Ali Zaidi and I parachuted into Kenya when it was easier to form relationships and friendships based on shared interests and common humanity. We arrived as outsiders and Kenya became the reality wreck that forced us to co-evolve.
CHRISTINE MUNGAI travelled to western Kenya to meet farmers who had only good things to say about One Acre Fund’s activities in their communities, as the organization fills a gap created by the abandonment of smallholder farmers by government authorities. But more questions arise on how exactly the organization is able to circumvent the cartels that have gripped the sector, and on the structural inequalities that the company exploits and even exacerbates.
Food has never been about the simple act of eating; food is history, and identity.

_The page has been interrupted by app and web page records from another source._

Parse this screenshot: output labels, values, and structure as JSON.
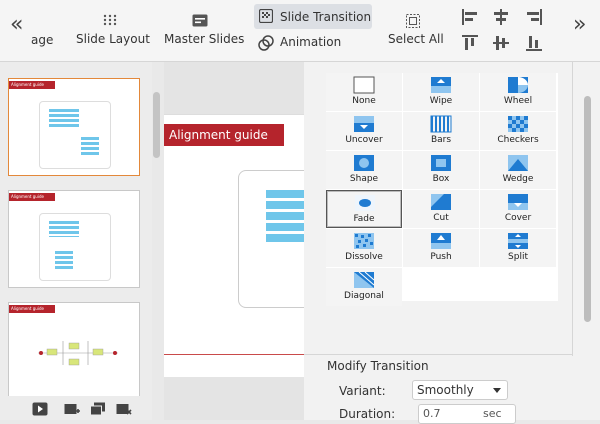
{
  "toolbar": {
    "collapse_left": "«",
    "collapse_right": "»",
    "partial_label": "age",
    "slide_layout": "Slide Layout",
    "master_slides": "Master Slides",
    "slide_transition": "Slide Transition",
    "animation": "Animation",
    "select_all": "Select All"
  },
  "slides": [
    {
      "tag": "Alignment guide",
      "selected": true
    },
    {
      "tag": "Alignment guide",
      "selected": false
    },
    {
      "tag": "Alignment guide",
      "selected": false
    }
  ],
  "canvas": {
    "banner": "Alignment guide"
  },
  "transitions": [
    {
      "label": "None",
      "icon": "none-icon"
    },
    {
      "label": "Wipe",
      "icon": "wipe-icon"
    },
    {
      "label": "Wheel",
      "icon": "wheel-icon"
    },
    {
      "label": "Uncover",
      "icon": "uncover-icon"
    },
    {
      "label": "Bars",
      "icon": "bars-icon"
    },
    {
      "label": "Checkers",
      "icon": "checkers-icon"
    },
    {
      "label": "Shape",
      "icon": "shape-icon"
    },
    {
      "label": "Box",
      "icon": "box-icon"
    },
    {
      "label": "Wedge",
      "icon": "wedge-icon"
    },
    {
      "label": "Fade",
      "icon": "fade-icon",
      "selected": true
    },
    {
      "label": "Cut",
      "icon": "cut-icon"
    },
    {
      "label": "Cover",
      "icon": "cover-icon"
    },
    {
      "label": "Dissolve",
      "icon": "dissolve-icon"
    },
    {
      "label": "Push",
      "icon": "push-icon"
    },
    {
      "label": "Split",
      "icon": "split-icon"
    },
    {
      "label": "Diagonal",
      "icon": "diagonal-icon"
    }
  ],
  "modify": {
    "title": "Modify Transition",
    "variant_label": "Variant:",
    "variant_value": "Smoothly",
    "duration_label": "Duration:",
    "duration_value": "0.7",
    "duration_unit": "sec"
  },
  "colors": {
    "accent_red": "#b5242c",
    "icon_blue": "#1f7bd1",
    "selected_orange": "#e3883a"
  }
}
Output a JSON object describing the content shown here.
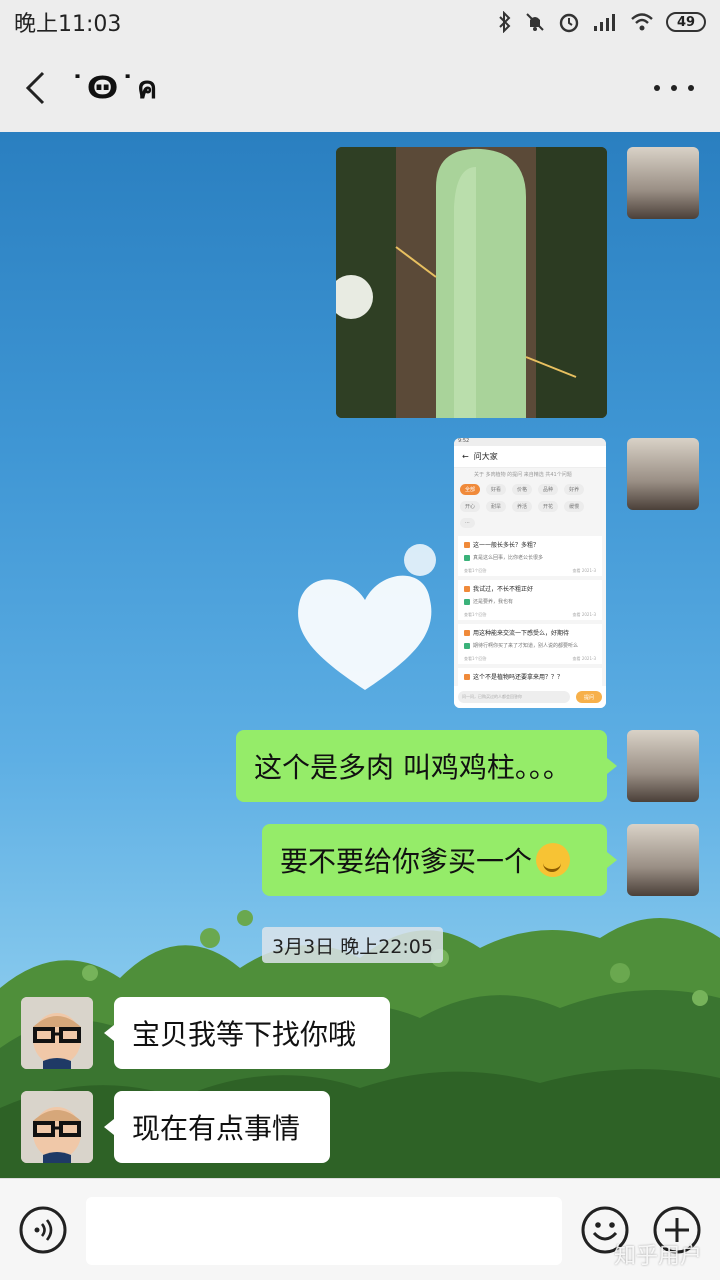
{
  "status_bar": {
    "time": "晚上11:03",
    "battery": "49",
    "icons": [
      "bluetooth-icon",
      "mute-icon",
      "alarm-icon",
      "signal-icon",
      "wifi-icon",
      "battery-icon"
    ]
  },
  "header": {
    "title": "˙Ꙫ˙ค",
    "back_icon": "chevron-left-icon",
    "more_icon": "more-dots-icon"
  },
  "screenshot_preview": {
    "status": "9:52",
    "title": "问大家",
    "subtitle": "关于 多肉植物 的提问 来自精选  共41个问题",
    "tags": [
      "全部",
      "好看",
      "价格",
      "品种",
      "好养",
      "开心",
      "耐旱",
      "养活",
      "开花",
      "缓慢",
      "···"
    ],
    "questions": [
      {
        "q": "这一一般长多长？多粗？",
        "a": "真是这么回事，比你老公长很多",
        "meta_left": "查看1个回答",
        "meta_right": "查看 2021-3"
      },
      {
        "q": "我试过，不长不粗正好",
        "a": "还是要养，我也有",
        "meta_left": "查看1个回答",
        "meta_right": "查看 2021-3"
      },
      {
        "q": "用这种能来交流一下感受么，好期待",
        "a": "期待行啊你买了来了才知道，别人说的都要听么",
        "meta_left": "查看1个回答",
        "meta_right": "查看 2021-3"
      },
      {
        "q": "这个不是植物吗还要拿来用？？？",
        "a": "",
        "meta_left": "",
        "meta_right": ""
      }
    ],
    "input_placeholder": "问一问，已购买过的人都会回答你",
    "send": "提问"
  },
  "messages": [
    {
      "sender": "me",
      "type": "image",
      "content": "cactus-photo"
    },
    {
      "sender": "me",
      "type": "image",
      "content": "screenshot-photo"
    },
    {
      "sender": "me",
      "type": "text",
      "text": "这个是多肉   叫鸡鸡柱。。。"
    },
    {
      "sender": "me",
      "type": "text",
      "text": "要不要给你爹买一个",
      "emoji": "smirk-emoji"
    },
    {
      "sender": "friend",
      "type": "text",
      "text": "宝贝我等下找你哦"
    },
    {
      "sender": "friend",
      "type": "text",
      "text": "现在有点事情"
    }
  ],
  "timestamp": "3月3日 晚上22:05",
  "input_bar": {
    "voice_icon": "voice-icon",
    "emoji_icon": "emoji-icon",
    "plus_icon": "plus-icon",
    "placeholder": ""
  },
  "watermark": "知乎用户",
  "colors": {
    "bubble_me": "#95ec69",
    "bubble_friend": "#ffffff",
    "bar_bg": "#ededed"
  }
}
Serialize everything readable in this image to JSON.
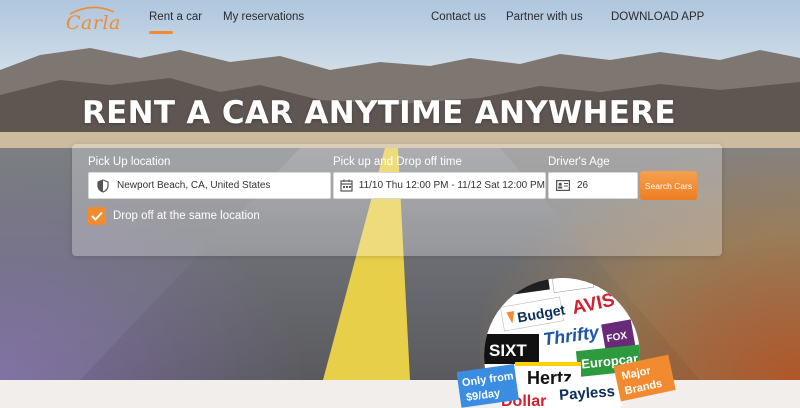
{
  "nav": {
    "logo_text": "Carla",
    "links": [
      "Rent a car",
      "My reservations",
      "Contact us",
      "Partner with us",
      "DOWNLOAD APP"
    ],
    "active_index": 0
  },
  "hero": {
    "headline": "RENT A CAR ANYTIME ANYWHERE"
  },
  "search": {
    "pickup_label": "Pick Up location",
    "pickup_value": "Newport Beach, CA, United States",
    "time_label": "Pick up and Drop off time",
    "time_value": "11/10 Thu 12:00 PM - 11/12 Sat 12:00 PM",
    "age_label": "Driver's Age",
    "age_value": "26",
    "button_label": "Search Cars",
    "same_location_label": "Drop off at the same location",
    "same_location_checked": true
  },
  "badge": {
    "brands": [
      "Budget",
      "AVIS",
      "Thrifty",
      "SIXT",
      "Europcar",
      "Hertz",
      "Payless",
      "Dollar",
      "FOX"
    ],
    "only_from_line1": "Only from",
    "only_from_line2": "$9/day",
    "major_line1": "Major",
    "major_line2": "Brands"
  },
  "colors": {
    "accent": "#f28b30",
    "avis": "#d2202f",
    "europcar": "#2e9a3e",
    "hertz_yellow": "#ffd100",
    "thrifty_blue": "#1d55a8"
  }
}
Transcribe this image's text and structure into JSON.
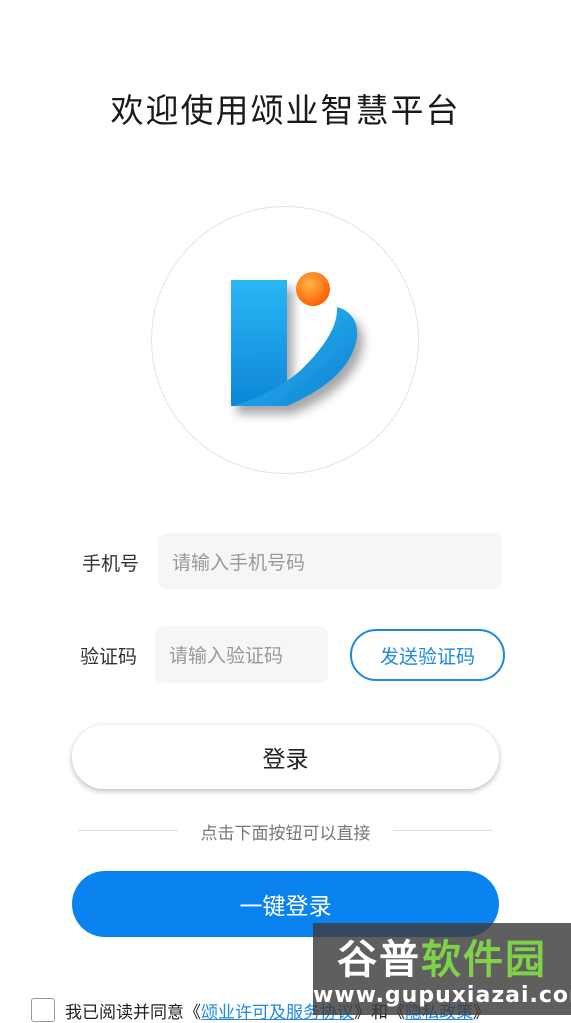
{
  "header": {
    "title": "欢迎使用颂业智慧平台"
  },
  "logo": {
    "name": "logo-icon",
    "brand_colors": [
      "#1aa6ef",
      "#ff6a00"
    ]
  },
  "form": {
    "phone_label": "手机号",
    "phone_placeholder": "请输入手机号码",
    "code_label": "验证码",
    "code_placeholder": "请输入验证码",
    "send_code_label": "发送验证码"
  },
  "actions": {
    "login_label": "登录",
    "divider_text": "点击下面按钮可以直接",
    "onekey_label": "一键登录"
  },
  "agreement": {
    "prefix": "我已阅读并同意《",
    "terms_link": "颂业许可及服务协议",
    "middle": "》和《",
    "privacy_link": "隐私政策",
    "suffix": "》"
  },
  "watermark": {
    "line1_a": "谷普",
    "line1_b": "软件园",
    "line2": "www.gupuxiazai.com"
  },
  "colors": {
    "accent": "#0a82f0",
    "link": "#1e88e5"
  }
}
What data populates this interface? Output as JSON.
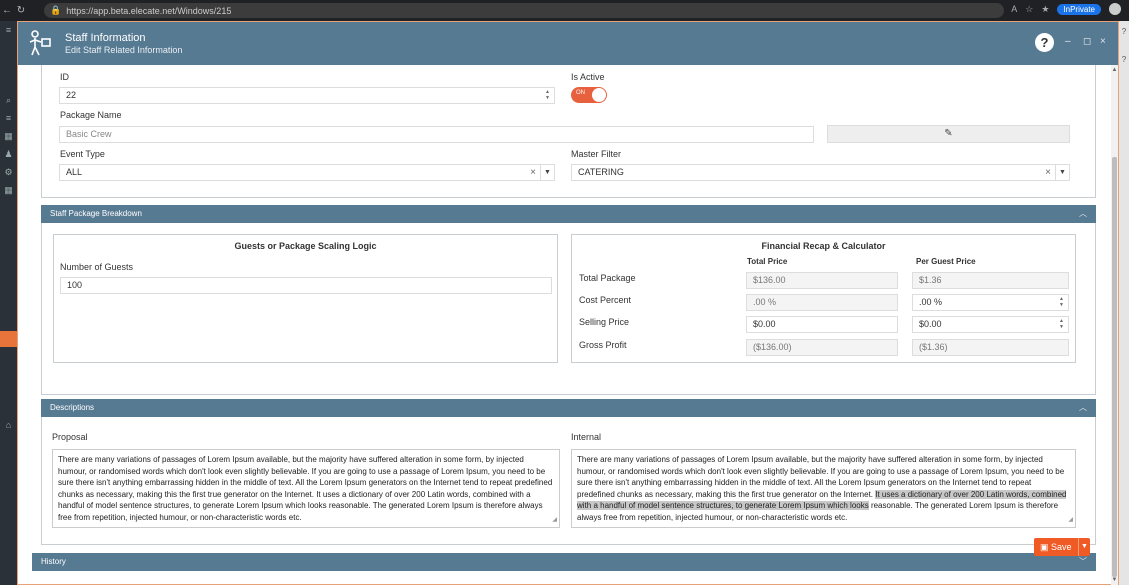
{
  "browser": {
    "url": "https://app.beta.elecate.net/Windows/215",
    "inprivate_label": "InPrivate",
    "nav_icons": [
      "back-icon",
      "refresh-icon",
      "lock-icon"
    ]
  },
  "modal": {
    "title": "Staff Information",
    "subtitle": "Edit Staff Related Information",
    "help_symbol": "?",
    "minimize_symbol": "–",
    "maximize_symbol": "◻",
    "close_symbol": "×"
  },
  "form": {
    "id_label": "ID",
    "id_value": "22",
    "is_active_label": "Is Active",
    "toggle_label": "ON",
    "package_name_label": "Package Name",
    "package_name_value": "Basic Crew",
    "event_type_label": "Event Type",
    "event_type_value": "ALL",
    "master_filter_label": "Master Filter",
    "master_filter_value": "CATERING"
  },
  "breakdown": {
    "header": "Staff Package Breakdown",
    "scaling_title": "Guests or Package Scaling Logic",
    "guests_label": "Number of Guests",
    "guests_value": "100",
    "recap_title": "Financial Recap & Calculator",
    "col_total": "Total Price",
    "col_per_guest": "Per Guest Price",
    "rows": [
      {
        "label": "Total Package",
        "total": "$136.00",
        "per_guest": "$1.36"
      },
      {
        "label": "Cost Percent",
        "total": ".00 %",
        "per_guest": ".00 %"
      },
      {
        "label": "Selling Price",
        "total": "$0.00",
        "per_guest": "$0.00"
      },
      {
        "label": "Gross Profit",
        "total": "($136.00)",
        "per_guest": "($1.36)"
      }
    ]
  },
  "descriptions": {
    "header": "Descriptions",
    "proposal_label": "Proposal",
    "proposal_text": "There are many variations of passages of Lorem Ipsum available, but the majority have suffered alteration in some form, by injected humour, or randomised words which don't look even slightly believable. If you are going to use a passage of Lorem Ipsum, you need to be sure there isn't anything embarrassing hidden in the middle of text. All the Lorem Ipsum generators on the Internet tend to repeat predefined chunks as necessary, making this the first true generator on the Internet. It uses a dictionary of over 200 Latin words, combined with a handful of model sentence structures, to generate Lorem Ipsum which looks reasonable. The generated Lorem Ipsum is therefore always free from repetition, injected humour, or non-characteristic words etc.",
    "internal_label": "Internal",
    "internal_text_before": "There are many variations of passages of Lorem Ipsum available, but the majority have suffered alteration in some form, by injected humour, or randomised words which don't look even slightly believable. If you are going to use a passage of Lorem Ipsum, you need to be sure there isn't anything embarrassing hidden in the middle of text. All the Lorem Ipsum generators on the Internet tend to repeat predefined chunks as necessary, making this the first true generator on the Internet. ",
    "internal_text_selected": "It uses a dictionary of over 200 Latin words, combined with a handful of model sentence structures, to generate Lorem Ipsum which looks",
    "internal_text_after": " reasonable. The generated Lorem Ipsum is therefore always free from repetition, injected humour, or non-characteristic words etc."
  },
  "history": {
    "header": "History"
  },
  "footer": {
    "save_label": "Save"
  },
  "colors": {
    "header_bg": "#577a93",
    "accent_orange": "#f05a24",
    "toggle_on": "#e8613f",
    "modal_border": "#e7a27a"
  }
}
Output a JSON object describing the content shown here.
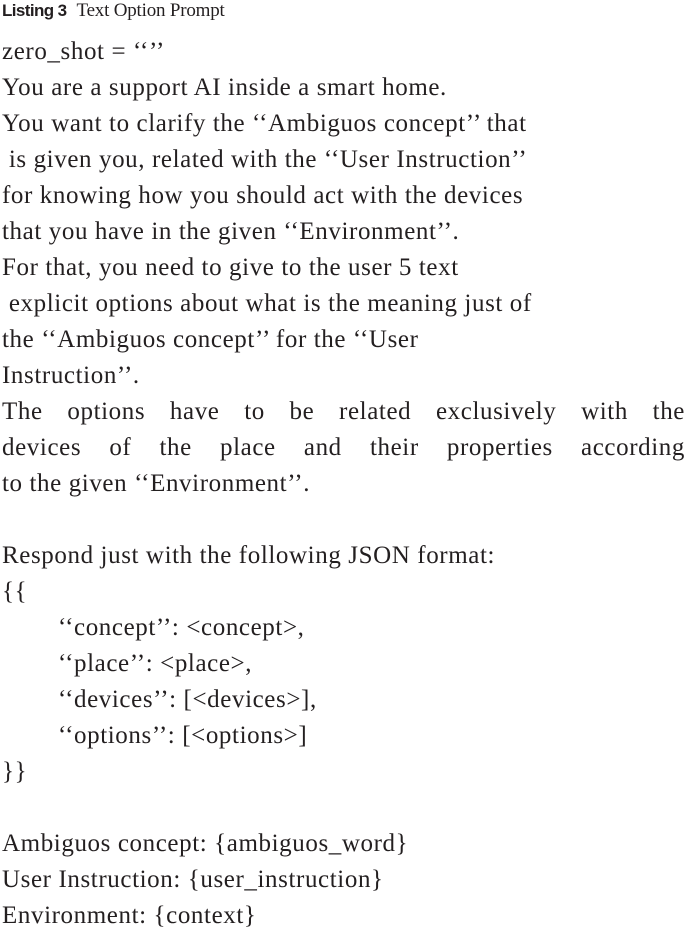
{
  "caption": {
    "label": "Listing 3",
    "title": "Text Option Prompt"
  },
  "listing": {
    "lines": [
      "zero_shot = ‘‘’’",
      "You are a support AI inside a smart home.",
      "You want to clarify the ‘‘Ambiguos concept’’ that",
      " is given you, related with the ‘‘User Instruction’’",
      "for knowing how you should act with the devices",
      "that you have in the given ‘‘Environment’’.",
      "For that, you need to give to the user 5 text",
      " explicit options about what is the meaning just of",
      "the ‘‘Ambiguos concept’’ for the ‘‘User",
      "Instruction’’.",
      "The options have to be related exclusively with the",
      "devices of the place and their properties according",
      "to the given ‘‘Environment’’.",
      "",
      "Respond just with the following JSON format:",
      "{{",
      "‘‘concept’’: <concept>,",
      "‘‘place’’: <place>,",
      "‘‘devices’’: [<devices>],",
      "‘‘options’’: [<options>]",
      "}}",
      "",
      "Ambiguos concept: {ambiguos_word}",
      "User Instruction: {user_instruction}",
      "Environment: {context}"
    ]
  }
}
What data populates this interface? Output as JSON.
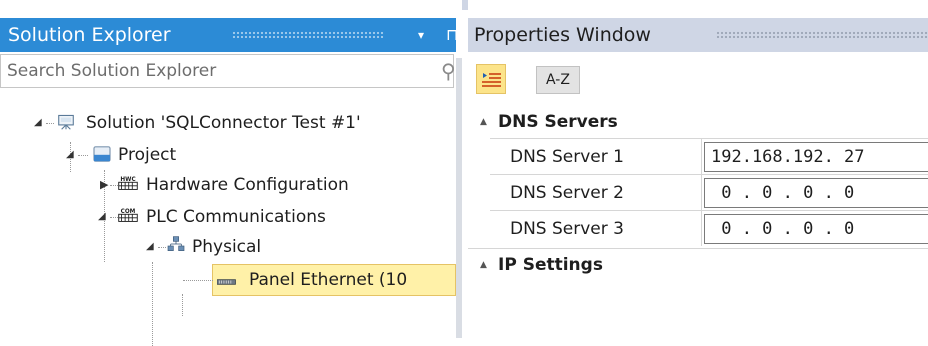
{
  "solution_explorer": {
    "title": "Solution Explorer",
    "dropdown_glyph": "▾",
    "pin_glyph": "⊓",
    "search_placeholder": "Search Solution Explorer",
    "tree": [
      {
        "label": "Solution 'SQLConnector Test #1'",
        "icon": "solution-icon",
        "expanded": true
      },
      {
        "label": "Project",
        "icon": "project-icon",
        "expanded": true
      },
      {
        "label": "Hardware Configuration",
        "icon": "hardware-config-icon",
        "expanded": false,
        "icon_text": "HWC"
      },
      {
        "label": "PLC Communications",
        "icon": "plc-communications-icon",
        "expanded": true,
        "icon_text": "COM"
      },
      {
        "label": "Physical",
        "icon": "network-icon",
        "expanded": true
      },
      {
        "label": "Panel Ethernet (10",
        "icon": "ethernet-port-icon",
        "selected": true
      }
    ]
  },
  "properties": {
    "title": "Properties Window",
    "toolbar": {
      "categorized_icon": "categorized-icon",
      "az_label": "A-Z"
    },
    "categories": [
      {
        "name": "DNS Servers",
        "rows": [
          {
            "name": "DNS Server 1",
            "value": "192.168.192. 27"
          },
          {
            "name": "DNS Server 2",
            "value": " 0 . 0 . 0 . 0"
          },
          {
            "name": "DNS Server 3",
            "value": " 0 . 0 . 0 . 0"
          }
        ]
      },
      {
        "name": "IP Settings",
        "rows": []
      }
    ]
  },
  "colors": {
    "se_title_bg": "#2c8bd6",
    "selection_bg": "#fff1a8",
    "selection_border": "#e5c365"
  }
}
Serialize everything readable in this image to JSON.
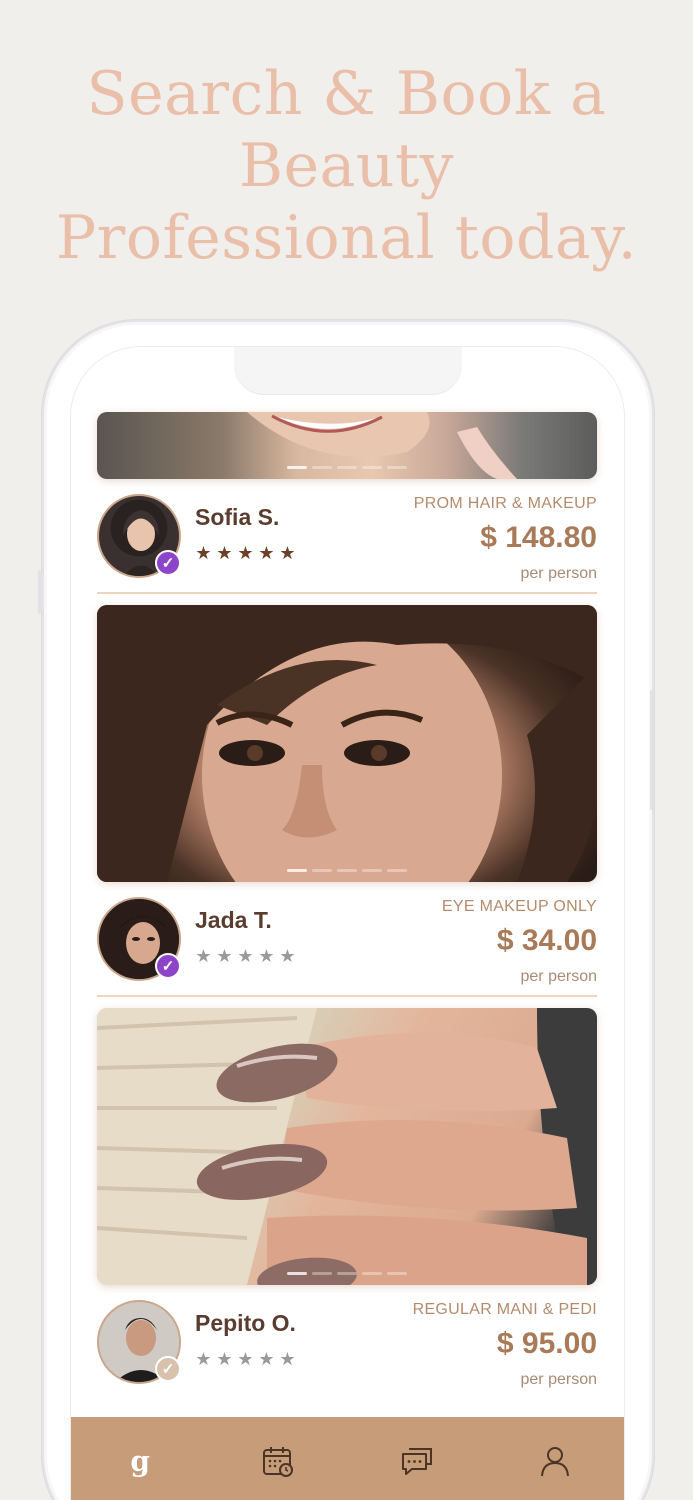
{
  "headline": {
    "line1": "Search & Book a",
    "line2": "Beauty",
    "line3": "Professional today."
  },
  "listings": [
    {
      "name": "Sofia S.",
      "service": "PROM HAIR & MAKEUP",
      "price": "$ 148.80",
      "per": "per person",
      "rating": 5,
      "verified": true,
      "badge_color": "#8e44c9"
    },
    {
      "name": "Jada T.",
      "service": "EYE MAKEUP ONLY",
      "price": "$ 34.00",
      "per": "per person",
      "rating": 0,
      "verified": true,
      "badge_color": "#8e44c9"
    },
    {
      "name": "Pepito O.",
      "service": "REGULAR MANI & PEDI",
      "price": "$ 95.00",
      "per": "per person",
      "rating": 0,
      "verified": true,
      "badge_color": "#d8c2ae"
    }
  ],
  "tabbar": {
    "items": [
      "brand-home-icon",
      "calendar-icon",
      "messages-icon",
      "profile-icon"
    ],
    "brand_glyph": "g"
  },
  "colors": {
    "accent": "#c79c78",
    "headline": "#eabfaa",
    "star_filled": "#6b4226",
    "star_empty": "#9a9a9a"
  }
}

Hence, colonialism, as a violent process, fundamentally altered the way of life of a people, including their culinary habits.
Peoples are what they eat and the dietary consumption and what we choose to imbibe, or not consume based on habits, health, religion, or taboos symbolically reflect this dynamic.
Ali Zaidi was that éminence grise that all newspapers must have – that one in-house intellectual and grammarian commanding a battery of section editors. He was also an incredibly warm and genuine person who was happiest when surrounded by large groups of people.
Attitudes about death and bodies have evolved over time writes PATRICK GATHARA. But the politics of death in today's context has been marred with colonial myths and narratives that influence death and burial rights.